Lace patterns of ice and frost on a yucca in Big Bend Texas

Graceful tendrils of ice and frost make pretty patterns on a yucca plant

And then, as quickly as it formed, the frost disappeared under the rising sun. Little birds began chirping again, and the wildflowers opened up to the warm sunshine.

Wild flowers in Big Bend National Park Texas

Once the frost melted away, the wildflowers bloomed again.

Little bird on a yucca plant

Bird songs filled the air on some of our mountain hikes.

The day faded away with a beautiful sunset…

RV at sunset in Texas outside Big Bend National Park

The sunsets at Big Bend have been beautiful

Our most recent posts (find more Latest Posts in the MENUS above):

Related Posts from our RV travels to Big Bend:

Never miss a post — it’s free!

Big Bend Bound – To Texas!!

We’ve been in Texas for a few days, and she has shown us all her colors, in the great big flamboyant way that makes Texas Texas!

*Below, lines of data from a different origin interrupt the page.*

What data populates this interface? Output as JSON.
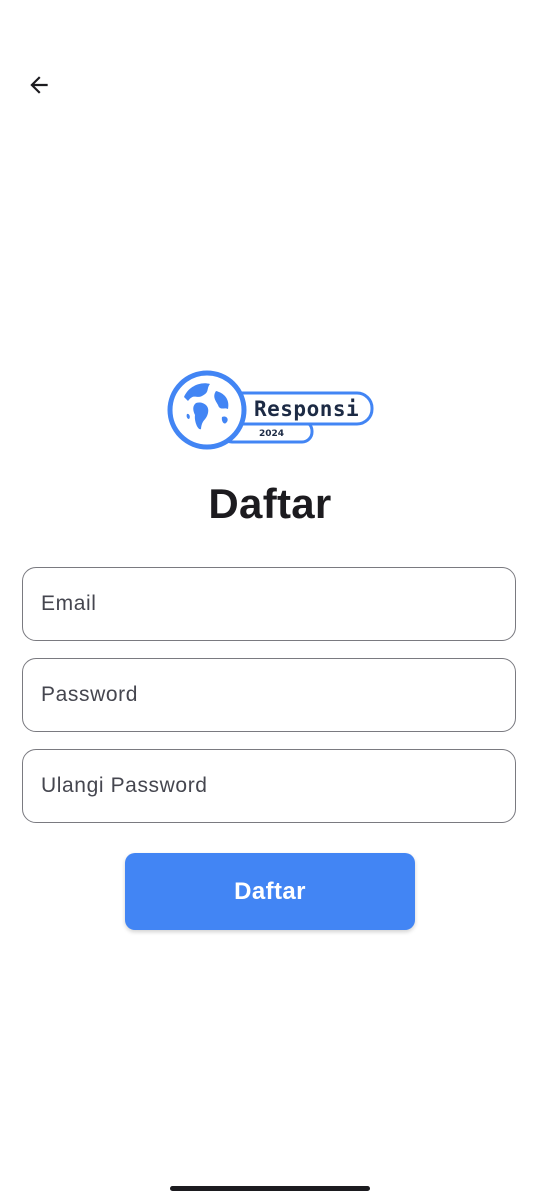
{
  "app_bar": {
    "back_icon": "arrow-back-icon"
  },
  "logo": {
    "brand_text": "Responsi",
    "year_text": "2024",
    "icon": "globe-icon",
    "color": "#4285f4"
  },
  "page": {
    "title": "Daftar"
  },
  "form": {
    "email": {
      "placeholder": "Email",
      "value": ""
    },
    "password": {
      "placeholder": "Password",
      "value": ""
    },
    "confirm_password": {
      "placeholder": "Ulangi Password",
      "value": ""
    }
  },
  "actions": {
    "submit_label": "Daftar",
    "submit_color": "#4285f4"
  }
}
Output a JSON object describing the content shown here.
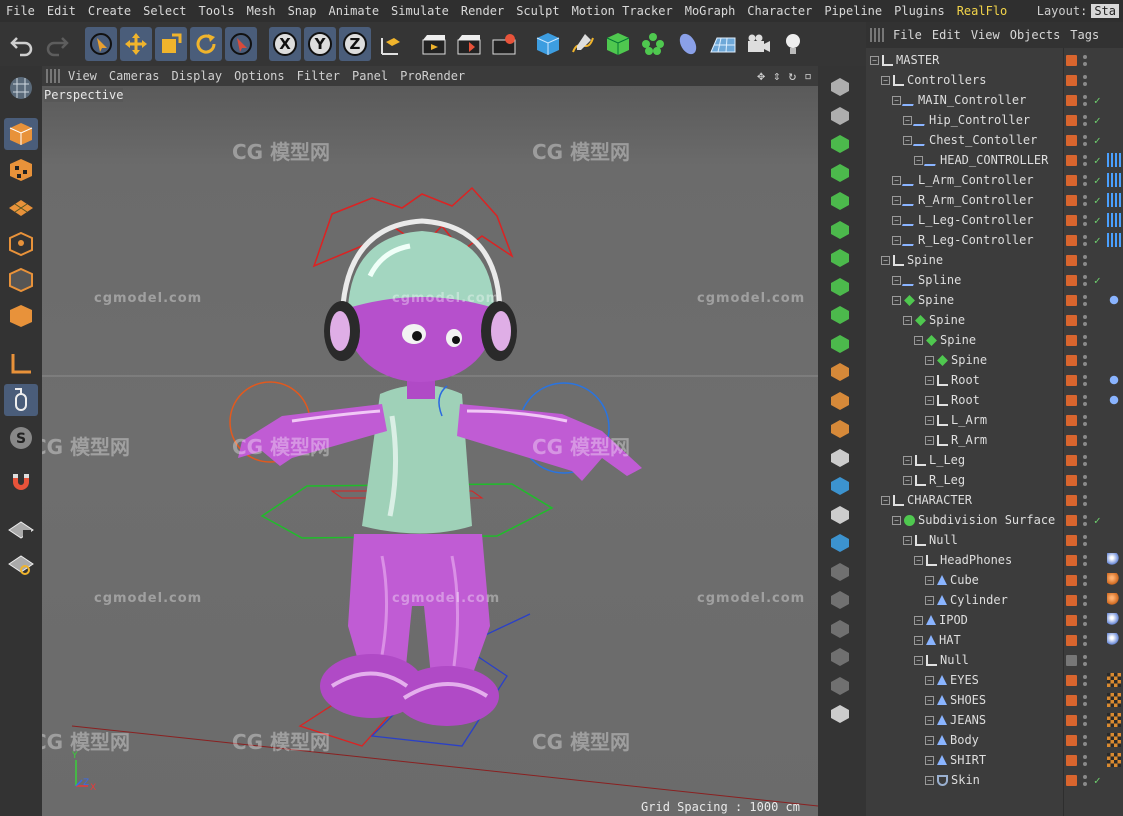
{
  "menubar": {
    "items": [
      "File",
      "Edit",
      "Create",
      "Select",
      "Tools",
      "Mesh",
      "Snap",
      "Animate",
      "Simulate",
      "Render",
      "Sculpt",
      "Motion Tracker",
      "MoGraph",
      "Character",
      "Pipeline",
      "Plugins"
    ],
    "accent_item": "RealFlo",
    "layout_label": "Layout:",
    "layout_value": "Sta"
  },
  "toolbar": {
    "icons": [
      "undo-icon",
      "redo-icon",
      "live-select-icon",
      "move-icon",
      "scale-icon",
      "rotate-icon",
      "select-icon",
      "x-axis-icon",
      "y-axis-icon",
      "z-axis-icon",
      "world-coords-icon",
      "render-view-icon",
      "render-picture-icon",
      "render-settings-icon",
      "cube-icon",
      "pen-icon",
      "subdivision-icon",
      "cloner-icon",
      "deformer-icon",
      "floor-icon",
      "camera-icon",
      "light-icon"
    ],
    "axis_labels": [
      "X",
      "Y",
      "Z"
    ]
  },
  "viewport": {
    "menu": [
      "View",
      "Cameras",
      "Display",
      "Options",
      "Filter",
      "Panel",
      "ProRender"
    ],
    "nav_controls": "✥ ⇕ ↻ ▫",
    "view_name": "Perspective",
    "grid_spacing": "Grid Spacing : 1000 cm",
    "axis": {
      "y": "Y",
      "z": "Z",
      "x": "X"
    },
    "watermark_latin": "cgmodel.com",
    "watermark_cjk": "模型网",
    "watermark_mark": "CG"
  },
  "object_manager": {
    "menu": [
      "File",
      "Edit",
      "View",
      "Objects",
      "Tags"
    ],
    "rows": [
      {
        "name": "MASTER",
        "indent": 0,
        "icon": "null",
        "check": false,
        "tag": ""
      },
      {
        "name": "Controllers",
        "indent": 1,
        "icon": "null",
        "check": false,
        "tag": ""
      },
      {
        "name": "MAIN_Controller",
        "indent": 2,
        "icon": "spline",
        "check": true,
        "tag": ""
      },
      {
        "name": "Hip_Controller",
        "indent": 3,
        "icon": "spline",
        "check": true,
        "tag": ""
      },
      {
        "name": "Chest_Contoller",
        "indent": 3,
        "icon": "spline",
        "check": true,
        "tag": ""
      },
      {
        "name": "HEAD_CONTROLLER",
        "indent": 4,
        "icon": "spline",
        "check": true,
        "tag": "dots"
      },
      {
        "name": "L_Arm_Controller",
        "indent": 2,
        "icon": "spline",
        "check": true,
        "tag": "dots"
      },
      {
        "name": "R_Arm_Controller",
        "indent": 2,
        "icon": "spline",
        "check": true,
        "tag": "dots"
      },
      {
        "name": "L_Leg-Controller",
        "indent": 2,
        "icon": "spline",
        "check": true,
        "tag": "dots"
      },
      {
        "name": "R_Leg-Controller",
        "indent": 2,
        "icon": "spline",
        "check": true,
        "tag": "dots"
      },
      {
        "name": "Spine",
        "indent": 1,
        "icon": "null",
        "check": false,
        "tag": ""
      },
      {
        "name": "Spline",
        "indent": 2,
        "icon": "spline",
        "check": true,
        "tag": ""
      },
      {
        "name": "Spine",
        "indent": 2,
        "icon": "joint",
        "check": false,
        "tag": "ik"
      },
      {
        "name": "Spine",
        "indent": 3,
        "icon": "joint",
        "check": false,
        "tag": ""
      },
      {
        "name": "Spine",
        "indent": 4,
        "icon": "joint",
        "check": false,
        "tag": ""
      },
      {
        "name": "Spine",
        "indent": 5,
        "icon": "joint",
        "check": false,
        "tag": ""
      },
      {
        "name": "Root",
        "indent": 5,
        "icon": "null",
        "check": false,
        "tag": "ik"
      },
      {
        "name": "Root",
        "indent": 5,
        "icon": "null",
        "check": false,
        "tag": "ik"
      },
      {
        "name": "L_Arm",
        "indent": 5,
        "icon": "null",
        "check": false,
        "tag": ""
      },
      {
        "name": "R_Arm",
        "indent": 5,
        "icon": "null",
        "check": false,
        "tag": ""
      },
      {
        "name": "L_Leg",
        "indent": 3,
        "icon": "null",
        "check": false,
        "tag": ""
      },
      {
        "name": "R_Leg",
        "indent": 3,
        "icon": "null",
        "check": false,
        "tag": ""
      },
      {
        "name": "CHARACTER",
        "indent": 1,
        "icon": "null",
        "check": false,
        "tag": ""
      },
      {
        "name": "Subdivision Surface",
        "indent": 2,
        "icon": "subd",
        "check": true,
        "tag": ""
      },
      {
        "name": "Null",
        "indent": 3,
        "icon": "null",
        "check": false,
        "tag": ""
      },
      {
        "name": "HeadPhones",
        "indent": 4,
        "icon": "null",
        "check": false,
        "tag": "mat"
      },
      {
        "name": "Cube",
        "indent": 5,
        "icon": "poly",
        "check": false,
        "tag": "mat2"
      },
      {
        "name": "Cylinder",
        "indent": 5,
        "icon": "poly",
        "check": false,
        "tag": "mat2"
      },
      {
        "name": "IPOD",
        "indent": 4,
        "icon": "poly",
        "check": false,
        "tag": "mat"
      },
      {
        "name": "HAT",
        "indent": 4,
        "icon": "poly",
        "check": false,
        "tag": "mat"
      },
      {
        "name": "Null",
        "indent": 4,
        "icon": "null",
        "check": false,
        "tag": "lock"
      },
      {
        "name": "EYES",
        "indent": 5,
        "icon": "poly",
        "check": false,
        "tag": "checker"
      },
      {
        "name": "SHOES",
        "indent": 5,
        "icon": "poly",
        "check": false,
        "tag": "checker"
      },
      {
        "name": "JEANS",
        "indent": 5,
        "icon": "poly",
        "check": false,
        "tag": "checker"
      },
      {
        "name": "Body",
        "indent": 5,
        "icon": "poly",
        "check": false,
        "tag": "checker"
      },
      {
        "name": "SHIRT",
        "indent": 5,
        "icon": "poly",
        "check": false,
        "tag": "checker"
      },
      {
        "name": "Skin",
        "indent": 5,
        "icon": "skin",
        "check": true,
        "tag": ""
      }
    ]
  },
  "colors": {
    "accent": "#f2d44a",
    "selected_tool": "#4a5d7a",
    "layer_color": "#d9652e",
    "check": "#6fd16f",
    "character": "#c25ad0"
  }
}
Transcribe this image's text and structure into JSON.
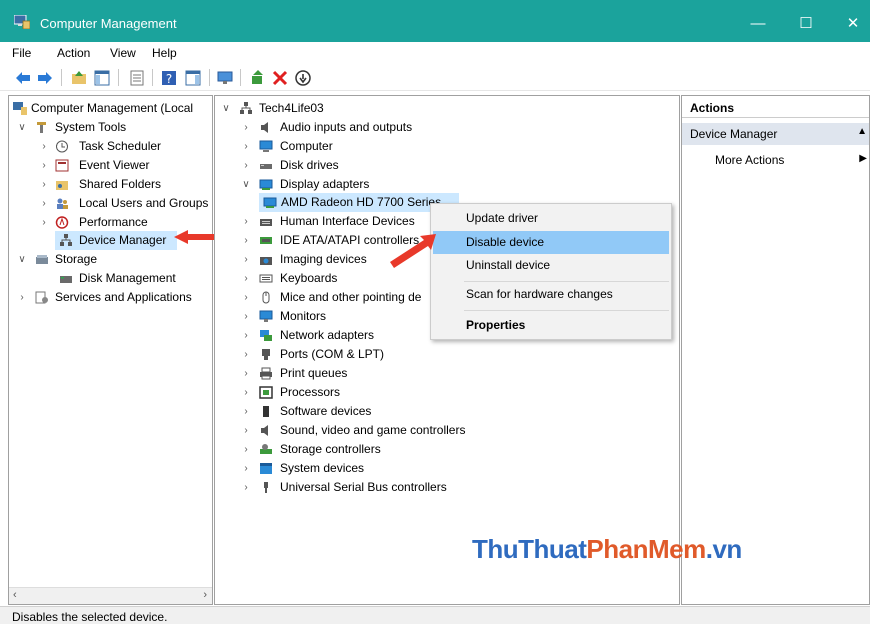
{
  "window": {
    "title": "Computer Management",
    "minimize": "—",
    "maximize": "☐",
    "close": "✕"
  },
  "menu": [
    "File",
    "Action",
    "View",
    "Help"
  ],
  "left_tree": {
    "root": "Computer Management (Local",
    "system_tools": "System Tools",
    "task_scheduler": "Task Scheduler",
    "event_viewer": "Event Viewer",
    "shared_folders": "Shared Folders",
    "local_users": "Local Users and Groups",
    "performance": "Performance",
    "device_manager": "Device Manager",
    "storage": "Storage",
    "disk_management": "Disk Management",
    "services": "Services and Applications"
  },
  "device_tree": {
    "computer_name": "Tech4Life03",
    "categories": [
      "Audio inputs and outputs",
      "Computer",
      "Disk drives",
      "Display adapters",
      "AMD Radeon HD 7700 Series",
      "Human Interface Devices",
      "IDE ATA/ATAPI controllers",
      "Imaging devices",
      "Keyboards",
      "Mice and other pointing de",
      "Monitors",
      "Network adapters",
      "Ports (COM & LPT)",
      "Print queues",
      "Processors",
      "Software devices",
      "Sound, video and game controllers",
      "Storage controllers",
      "System devices",
      "Universal Serial Bus controllers"
    ]
  },
  "actions": {
    "header": "Actions",
    "section": "Device Manager",
    "more": "More Actions"
  },
  "context_menu": {
    "update": "Update driver",
    "disable": "Disable device",
    "uninstall": "Uninstall device",
    "scan": "Scan for hardware changes",
    "properties": "Properties"
  },
  "status": "Disables the selected device.",
  "watermark": {
    "part1": "ThuThuat",
    "part2": "PhanMem",
    "part3": ".vn"
  },
  "colors": {
    "titlebar": "#1ba39c",
    "highlight": "#91c9f7",
    "selection": "#cce8ff",
    "arrow": "#e8392a"
  }
}
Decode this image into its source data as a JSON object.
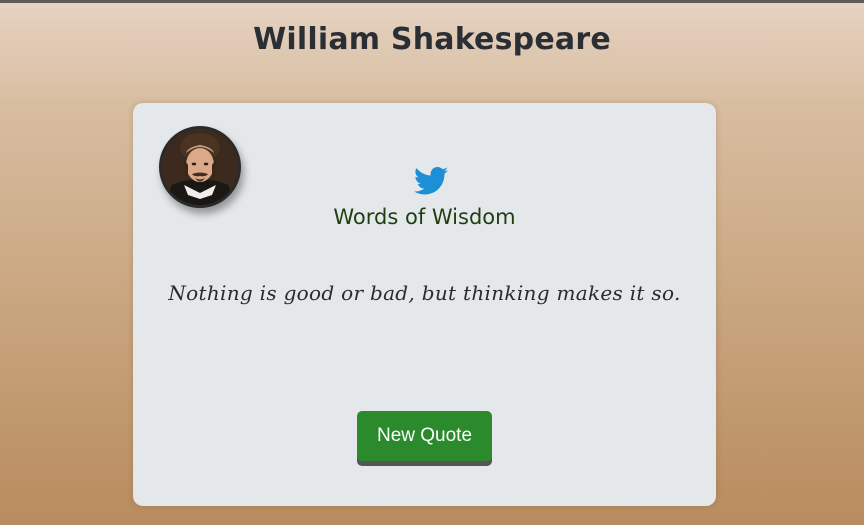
{
  "header": {
    "title": "William Shakespeare"
  },
  "card": {
    "avatar_icon": "portrait-avatar",
    "share_icon": "twitter-bird-icon",
    "heading": "Words of Wisdom",
    "quote": "Nothing is good or bad, but thinking makes it so.",
    "button_label": "New Quote"
  },
  "colors": {
    "background_top": "#e6d3c3",
    "background_bottom": "#b88c5e",
    "card_background": "#e4e8ea",
    "heading": "#1f3f12",
    "twitter_blue": "#1d8fd6",
    "button_green": "#2b8a2b"
  }
}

It’s been roasting hot, fearsomely cold, cloudy, sunny and pouring rain. We even had sleet, and last night we got hail.

We’ve arrived in Big Bend and may disappear into the vastness for a while. It’s a great big beautiful world out here!! Here are some pics from the road in…

Alpine Texas Cow Dog RV

I’m not sure exactly what a “cow dog” is but you can get them on a bun from this rig in Alpine Texas!

Rainbow over our fifth wheel trailer RV in Alpine Texas

A rainbow after the deluge of rain, hail and sleet!

Windmill and barn in Big Bend Texas

Windmill and barn in Big Bend Texas

Blue bonnets in Big Bend Texas

The blue bonnets are in bloom!

Birthday Beer from Shiner Texas

Shiner Brewery (from Shiner Texas) brewed me some
birthday beer — thanks!

Alien Ale from Roswell New Mexico

Mark found himself some Alien Ale in Roswell New Mexico (site of a spaceship landing in 1947)

Blue bonnets in bloom in Big Bend Texas

Delicate and wild…

Mexican style Window in Big Bend Texas

Hints of Mexico…

First glimpse of Big Bend Texas with our RV

Our first glimpse of Big Bend, Texas

We’ve got lots of travel posts to share from these recent busy weeks, with great shots of sandhill cranes and aliens (the extra-terrestrial kind). Plus I’ve got 90% of a post written about our new Edge Tuner that has turned our truck from ordinary to extraordinary. But we may be away from the internet and playing outside for a while, so all that stuff may just have to wait!!

Our most recent posts:

More of our Latest Posts are in the top MENU above.

Related Posts:

Never miss a post — it’s free!